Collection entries
━━━━━━━━━━━━━━━━━━━━━━━━━━━━━━
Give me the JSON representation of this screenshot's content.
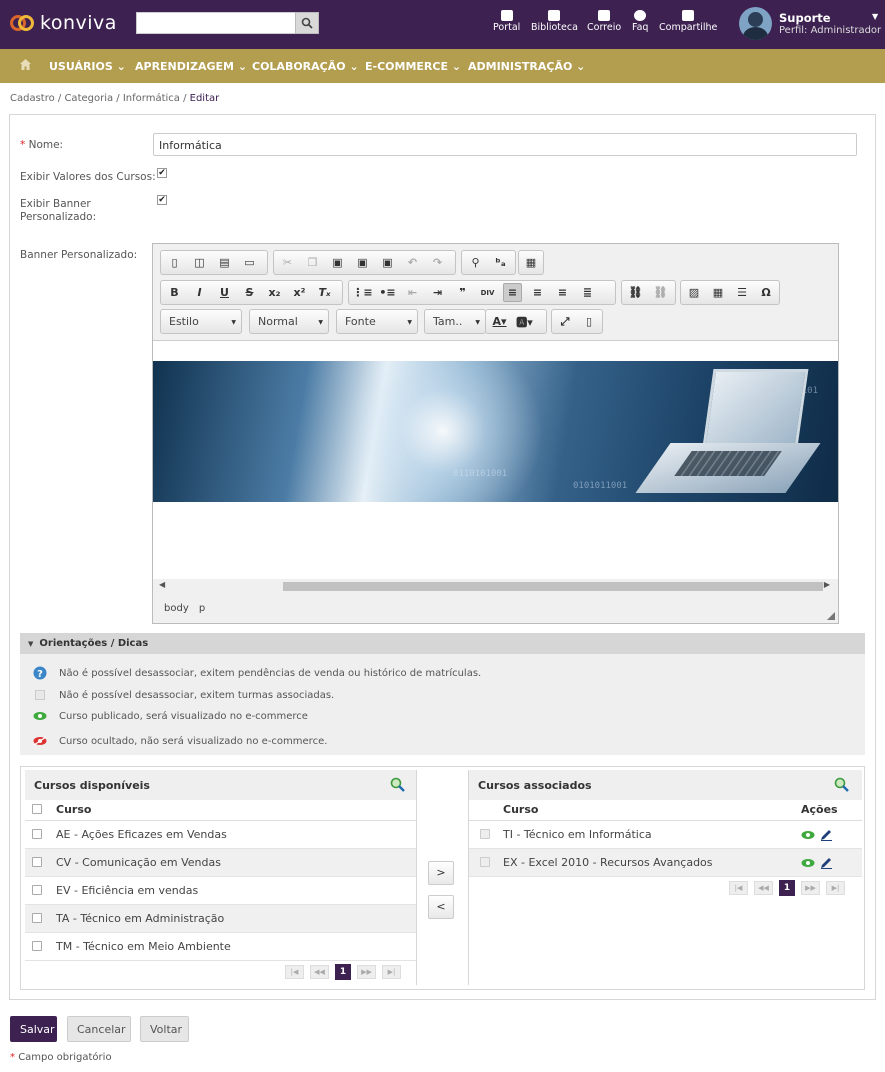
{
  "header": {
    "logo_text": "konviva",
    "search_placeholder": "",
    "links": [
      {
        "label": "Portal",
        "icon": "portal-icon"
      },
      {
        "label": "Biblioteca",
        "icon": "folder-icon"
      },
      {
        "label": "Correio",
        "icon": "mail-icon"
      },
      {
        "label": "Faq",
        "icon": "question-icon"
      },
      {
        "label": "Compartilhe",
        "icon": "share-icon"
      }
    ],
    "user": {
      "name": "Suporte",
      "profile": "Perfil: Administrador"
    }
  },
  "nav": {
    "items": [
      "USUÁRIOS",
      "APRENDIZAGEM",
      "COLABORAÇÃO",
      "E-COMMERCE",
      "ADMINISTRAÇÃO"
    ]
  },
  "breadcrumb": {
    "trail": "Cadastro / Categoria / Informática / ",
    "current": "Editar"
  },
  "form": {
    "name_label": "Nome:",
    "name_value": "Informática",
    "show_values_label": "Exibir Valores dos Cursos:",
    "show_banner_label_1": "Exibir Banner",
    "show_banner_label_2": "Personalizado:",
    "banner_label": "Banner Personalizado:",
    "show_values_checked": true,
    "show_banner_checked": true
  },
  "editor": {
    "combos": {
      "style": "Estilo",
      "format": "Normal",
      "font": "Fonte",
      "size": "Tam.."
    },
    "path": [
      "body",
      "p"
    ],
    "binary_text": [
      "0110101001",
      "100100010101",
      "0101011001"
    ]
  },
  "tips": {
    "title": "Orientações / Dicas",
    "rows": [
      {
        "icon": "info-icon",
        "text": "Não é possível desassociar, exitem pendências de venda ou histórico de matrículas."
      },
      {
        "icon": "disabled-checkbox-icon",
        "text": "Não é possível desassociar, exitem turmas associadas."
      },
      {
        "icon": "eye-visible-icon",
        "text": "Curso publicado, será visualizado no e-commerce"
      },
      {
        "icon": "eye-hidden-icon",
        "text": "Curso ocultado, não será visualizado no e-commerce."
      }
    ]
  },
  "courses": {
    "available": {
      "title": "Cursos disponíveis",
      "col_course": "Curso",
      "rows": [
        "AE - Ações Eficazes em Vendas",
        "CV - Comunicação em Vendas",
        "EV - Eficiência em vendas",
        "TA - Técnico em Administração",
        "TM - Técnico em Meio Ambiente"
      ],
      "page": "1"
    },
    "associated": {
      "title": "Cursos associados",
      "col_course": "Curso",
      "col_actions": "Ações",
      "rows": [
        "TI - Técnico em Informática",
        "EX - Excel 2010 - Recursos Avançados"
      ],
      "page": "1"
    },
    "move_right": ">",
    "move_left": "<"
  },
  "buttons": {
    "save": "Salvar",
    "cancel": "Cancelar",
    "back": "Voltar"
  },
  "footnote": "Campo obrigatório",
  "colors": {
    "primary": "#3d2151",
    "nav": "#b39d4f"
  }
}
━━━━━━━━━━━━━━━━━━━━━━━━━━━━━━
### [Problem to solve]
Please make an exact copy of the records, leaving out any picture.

### [Response to the exercise]
Give me the JSON representation of this screenshot's content.
{
  "header": {
    "logo_text": "konviva",
    "search_placeholder": "",
    "links": [
      {
        "label": "Portal",
        "icon": "portal-icon"
      },
      {
        "label": "Biblioteca",
        "icon": "folder-icon"
      },
      {
        "label": "Correio",
        "icon": "mail-icon"
      },
      {
        "label": "Faq",
        "icon": "question-icon"
      },
      {
        "label": "Compartilhe",
        "icon": "share-icon"
      }
    ],
    "user": {
      "name": "Suporte",
      "profile": "Perfil: Administrador"
    }
  },
  "nav": {
    "items": [
      "USUÁRIOS",
      "APRENDIZAGEM",
      "COLABORAÇÃO",
      "E-COMMERCE",
      "ADMINISTRAÇÃO"
    ]
  },
  "breadcrumb": {
    "trail": "Cadastro / Categoria / Informática / ",
    "current": "Editar"
  },
  "form": {
    "name_label": "Nome:",
    "name_value": "Informática",
    "show_values_label": "Exibir Valores dos Cursos:",
    "show_banner_label_1": "Exibir Banner",
    "show_banner_label_2": "Personalizado:",
    "banner_label": "Banner Personalizado:",
    "show_values_checked": true,
    "show_banner_checked": true
  },
  "editor": {
    "combos": {
      "style": "Estilo",
      "format": "Normal",
      "font": "Fonte",
      "size": "Tam.."
    },
    "path": [
      "body",
      "p"
    ],
    "binary_text": [
      "0110101001",
      "100100010101",
      "0101011001"
    ]
  },
  "tips": {
    "title": "Orientações / Dicas",
    "rows": [
      {
        "icon": "info-icon",
        "text": "Não é possível desassociar, exitem pendências de venda ou histórico de matrículas."
      },
      {
        "icon": "disabled-checkbox-icon",
        "text": "Não é possível desassociar, exitem turmas associadas."
      },
      {
        "icon": "eye-visible-icon",
        "text": "Curso publicado, será visualizado no e-commerce"
      },
      {
        "icon": "eye-hidden-icon",
        "text": "Curso ocultado, não será visualizado no e-commerce."
      }
    ]
  },
  "courses": {
    "available": {
      "title": "Cursos disponíveis",
      "col_course": "Curso",
      "rows": [
        "AE - Ações Eficazes em Vendas",
        "CV - Comunicação em Vendas",
        "EV - Eficiência em vendas",
        "TA - Técnico em Administração",
        "TM - Técnico em Meio Ambiente"
      ],
      "page": "1"
    },
    "associated": {
      "title": "Cursos associados",
      "col_course": "Curso",
      "col_actions": "Ações",
      "rows": [
        "TI - Técnico em Informática",
        "EX - Excel 2010 - Recursos Avançados"
      ],
      "page": "1"
    },
    "move_right": ">",
    "move_left": "<"
  },
  "buttons": {
    "save": "Salvar",
    "cancel": "Cancelar",
    "back": "Voltar"
  },
  "footnote": "Campo obrigatório",
  "colors": {
    "primary": "#3d2151",
    "nav": "#b39d4f"
  }
}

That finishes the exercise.